Each entry below is to be copied verbatim.
==== Input data ====
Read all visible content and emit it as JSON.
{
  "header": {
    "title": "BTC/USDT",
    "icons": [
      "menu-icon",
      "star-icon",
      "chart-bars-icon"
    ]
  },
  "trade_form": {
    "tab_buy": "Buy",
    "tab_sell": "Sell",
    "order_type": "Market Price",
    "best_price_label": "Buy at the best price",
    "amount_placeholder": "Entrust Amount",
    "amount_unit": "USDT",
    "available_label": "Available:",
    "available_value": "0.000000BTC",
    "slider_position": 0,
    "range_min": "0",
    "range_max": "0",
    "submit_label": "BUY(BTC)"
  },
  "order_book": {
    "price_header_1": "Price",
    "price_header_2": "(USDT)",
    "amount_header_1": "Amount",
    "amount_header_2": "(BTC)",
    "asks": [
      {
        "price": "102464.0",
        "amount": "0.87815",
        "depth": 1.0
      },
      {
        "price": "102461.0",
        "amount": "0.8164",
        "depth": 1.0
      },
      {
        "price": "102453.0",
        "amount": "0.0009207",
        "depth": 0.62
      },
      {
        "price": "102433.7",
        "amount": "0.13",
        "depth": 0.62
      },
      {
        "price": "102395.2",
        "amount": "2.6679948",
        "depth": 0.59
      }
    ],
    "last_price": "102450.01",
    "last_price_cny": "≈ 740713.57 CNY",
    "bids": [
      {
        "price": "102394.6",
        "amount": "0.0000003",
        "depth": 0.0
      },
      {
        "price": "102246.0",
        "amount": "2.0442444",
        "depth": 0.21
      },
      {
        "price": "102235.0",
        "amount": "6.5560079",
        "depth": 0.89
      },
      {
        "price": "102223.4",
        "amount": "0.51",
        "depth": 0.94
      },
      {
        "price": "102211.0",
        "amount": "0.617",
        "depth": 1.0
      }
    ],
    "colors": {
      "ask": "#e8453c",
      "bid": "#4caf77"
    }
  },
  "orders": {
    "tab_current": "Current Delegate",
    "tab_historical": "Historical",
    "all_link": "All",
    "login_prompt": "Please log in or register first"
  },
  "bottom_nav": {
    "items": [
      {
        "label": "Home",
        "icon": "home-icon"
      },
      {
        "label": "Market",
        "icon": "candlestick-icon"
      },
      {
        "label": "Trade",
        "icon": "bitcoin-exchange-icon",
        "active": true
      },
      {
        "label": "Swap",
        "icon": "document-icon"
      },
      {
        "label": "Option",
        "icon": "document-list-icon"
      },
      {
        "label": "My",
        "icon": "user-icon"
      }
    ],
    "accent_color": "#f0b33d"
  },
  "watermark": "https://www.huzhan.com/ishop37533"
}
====
**Result for this exercise**
Read all visible content and emit it as JSON.
{
  "header": {
    "title": "BTC/USDT",
    "icons": [
      "menu-icon",
      "star-icon",
      "chart-bars-icon"
    ]
  },
  "trade_form": {
    "tab_buy": "Buy",
    "tab_sell": "Sell",
    "order_type": "Market Price",
    "best_price_label": "Buy at the best price",
    "amount_placeholder": "Entrust Amount",
    "amount_unit": "USDT",
    "available_label": "Available:",
    "available_value": "0.000000BTC",
    "slider_position": 0,
    "range_min": "0",
    "range_max": "0",
    "submit_label": "BUY(BTC)"
  },
  "order_book": {
    "price_header_1": "Price",
    "price_header_2": "(USDT)",
    "amount_header_1": "Amount",
    "amount_header_2": "(BTC)",
    "asks": [
      {
        "price": "102464.0",
        "amount": "0.87815",
        "depth": 1.0
      },
      {
        "price": "102461.0",
        "amount": "0.8164",
        "depth": 1.0
      },
      {
        "price": "102453.0",
        "amount": "0.0009207",
        "depth": 0.62
      },
      {
        "price": "102433.7",
        "amount": "0.13",
        "depth": 0.62
      },
      {
        "price": "102395.2",
        "amount": "2.6679948",
        "depth": 0.59
      }
    ],
    "last_price": "102450.01",
    "last_price_cny": "≈ 740713.57 CNY",
    "bids": [
      {
        "price": "102394.6",
        "amount": "0.0000003",
        "depth": 0.0
      },
      {
        "price": "102246.0",
        "amount": "2.0442444",
        "depth": 0.21
      },
      {
        "price": "102235.0",
        "amount": "6.5560079",
        "depth": 0.89
      },
      {
        "price": "102223.4",
        "amount": "0.51",
        "depth": 0.94
      },
      {
        "price": "102211.0",
        "amount": "0.617",
        "depth": 1.0
      }
    ],
    "colors": {
      "ask": "#e8453c",
      "bid": "#4caf77"
    }
  },
  "orders": {
    "tab_current": "Current Delegate",
    "tab_historical": "Historical",
    "all_link": "All",
    "login_prompt": "Please log in or register first"
  },
  "bottom_nav": {
    "items": [
      {
        "label": "Home",
        "icon": "home-icon"
      },
      {
        "label": "Market",
        "icon": "candlestick-icon"
      },
      {
        "label": "Trade",
        "icon": "bitcoin-exchange-icon",
        "active": true
      },
      {
        "label": "Swap",
        "icon": "document-icon"
      },
      {
        "label": "Option",
        "icon": "document-list-icon"
      },
      {
        "label": "My",
        "icon": "user-icon"
      }
    ],
    "accent_color": "#f0b33d"
  },
  "watermark": "https://www.huzhan.com/ishop37533"
}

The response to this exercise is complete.